*** The races of 2011: Ohio ballot measure and Virginia state Senate contests: Despite all of the focus on the White House race that takes place a year from now, don’t lose sight of the 2011 contests that take place tomorrow -- a couple of which could provide some clues about next year’s presidential election. One is the Issue 2 ballot referendum in Ohio on the anti-collective-bargaining legislation for public-sector workers that Gov. John Kasich (R) signed into law earlier this year. A win by Democrats and organized labor (who are urging a “No” vote on Issue 2) would suggest that Democrats are more motivated in the Buckeye State than they were a year ago.
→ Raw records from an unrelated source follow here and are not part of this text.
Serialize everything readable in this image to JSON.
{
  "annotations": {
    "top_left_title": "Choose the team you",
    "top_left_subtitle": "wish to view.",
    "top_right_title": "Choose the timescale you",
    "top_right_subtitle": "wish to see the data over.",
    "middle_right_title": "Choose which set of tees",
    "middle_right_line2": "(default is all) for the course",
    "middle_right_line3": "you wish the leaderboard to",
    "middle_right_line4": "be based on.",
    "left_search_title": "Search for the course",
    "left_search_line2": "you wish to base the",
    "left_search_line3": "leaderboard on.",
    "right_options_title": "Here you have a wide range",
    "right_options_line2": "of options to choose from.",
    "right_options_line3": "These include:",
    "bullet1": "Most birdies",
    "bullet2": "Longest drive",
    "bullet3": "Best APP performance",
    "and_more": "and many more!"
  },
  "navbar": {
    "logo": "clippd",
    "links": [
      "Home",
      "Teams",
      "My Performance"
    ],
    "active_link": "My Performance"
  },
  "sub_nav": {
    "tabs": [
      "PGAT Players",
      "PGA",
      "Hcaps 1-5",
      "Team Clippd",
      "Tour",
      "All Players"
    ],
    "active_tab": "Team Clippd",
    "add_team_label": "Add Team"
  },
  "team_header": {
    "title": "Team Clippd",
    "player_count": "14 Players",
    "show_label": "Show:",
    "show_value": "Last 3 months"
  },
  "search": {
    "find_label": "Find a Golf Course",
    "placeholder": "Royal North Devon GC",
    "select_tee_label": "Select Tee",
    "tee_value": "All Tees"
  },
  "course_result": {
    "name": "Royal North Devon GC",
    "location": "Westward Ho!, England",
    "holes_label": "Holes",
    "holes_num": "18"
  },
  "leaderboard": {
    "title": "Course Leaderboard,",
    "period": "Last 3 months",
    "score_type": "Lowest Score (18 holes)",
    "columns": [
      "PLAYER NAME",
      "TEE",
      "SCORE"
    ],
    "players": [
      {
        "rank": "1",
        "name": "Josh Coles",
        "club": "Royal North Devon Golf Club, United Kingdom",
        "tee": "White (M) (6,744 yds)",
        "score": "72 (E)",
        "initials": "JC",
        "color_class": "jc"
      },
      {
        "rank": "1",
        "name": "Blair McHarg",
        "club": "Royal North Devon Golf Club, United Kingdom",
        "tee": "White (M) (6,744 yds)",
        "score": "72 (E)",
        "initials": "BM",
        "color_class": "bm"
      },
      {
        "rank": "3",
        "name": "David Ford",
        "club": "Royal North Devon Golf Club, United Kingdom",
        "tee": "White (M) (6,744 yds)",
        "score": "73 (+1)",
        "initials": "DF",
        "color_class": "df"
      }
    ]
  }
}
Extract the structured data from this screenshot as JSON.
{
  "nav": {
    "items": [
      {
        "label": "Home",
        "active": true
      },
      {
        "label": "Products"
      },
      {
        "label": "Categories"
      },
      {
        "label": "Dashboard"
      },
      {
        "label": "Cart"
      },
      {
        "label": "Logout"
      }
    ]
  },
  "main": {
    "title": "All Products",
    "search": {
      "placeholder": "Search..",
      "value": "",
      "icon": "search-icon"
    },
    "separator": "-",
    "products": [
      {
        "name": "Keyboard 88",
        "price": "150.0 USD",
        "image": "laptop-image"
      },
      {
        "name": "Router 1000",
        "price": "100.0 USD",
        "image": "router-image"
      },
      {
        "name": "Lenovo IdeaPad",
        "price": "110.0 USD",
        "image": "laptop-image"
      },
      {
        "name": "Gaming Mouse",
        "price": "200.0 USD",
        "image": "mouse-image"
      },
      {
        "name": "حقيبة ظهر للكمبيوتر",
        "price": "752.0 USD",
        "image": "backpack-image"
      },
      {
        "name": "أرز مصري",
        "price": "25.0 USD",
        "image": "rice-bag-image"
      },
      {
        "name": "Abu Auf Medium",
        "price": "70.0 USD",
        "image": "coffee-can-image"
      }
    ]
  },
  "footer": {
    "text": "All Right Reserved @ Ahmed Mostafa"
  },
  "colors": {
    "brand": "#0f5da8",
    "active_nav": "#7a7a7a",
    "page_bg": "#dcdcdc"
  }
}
A win by Republicans and business interests (who are supporting a “Yes” vote) could signal that they remain in the driver’s seat and that there is something to the pessimistic talk about Ohio from the Obama camp. The other races that could offer clues about 2012 are the state Senate contests in Virginia, where Republicans are trying to win control of that chamber and where the smart money is on a GOP victory. And don’t miss the special election in Iowa that will decide control of the state Senate there, too.

*** The races of 2011: GOV contests in KY and MS: Also tomorrow, there are gubernatorial contests in Kentucky (where Democratic Gov. Steve Beshear is expected to cruise to re-election over Republican David Williams) and in Mississippi (where Republican Lt. Gov. Phil Bryant is expected to succeed term-limited Gov. Haley Barbour). And Mississippi is the venue for a highly contentious ballot measure on abortion. As the New York Times recently wrote, the state’s proposed constitutional amendment “would declare a fertilized human egg to be a legal person, effectively branding abortion and some forms of birth control as murder.” More: “The amendment in Mississippi would ban virtually all abortions, including those resulting from rape or incest. It would bar some birth control methods, including IUDs and ‘morning-after pills,’ which prevent fertilized eggs from implanting in the uterus. It would also outlaw the destruction of embryos created in laboratories.”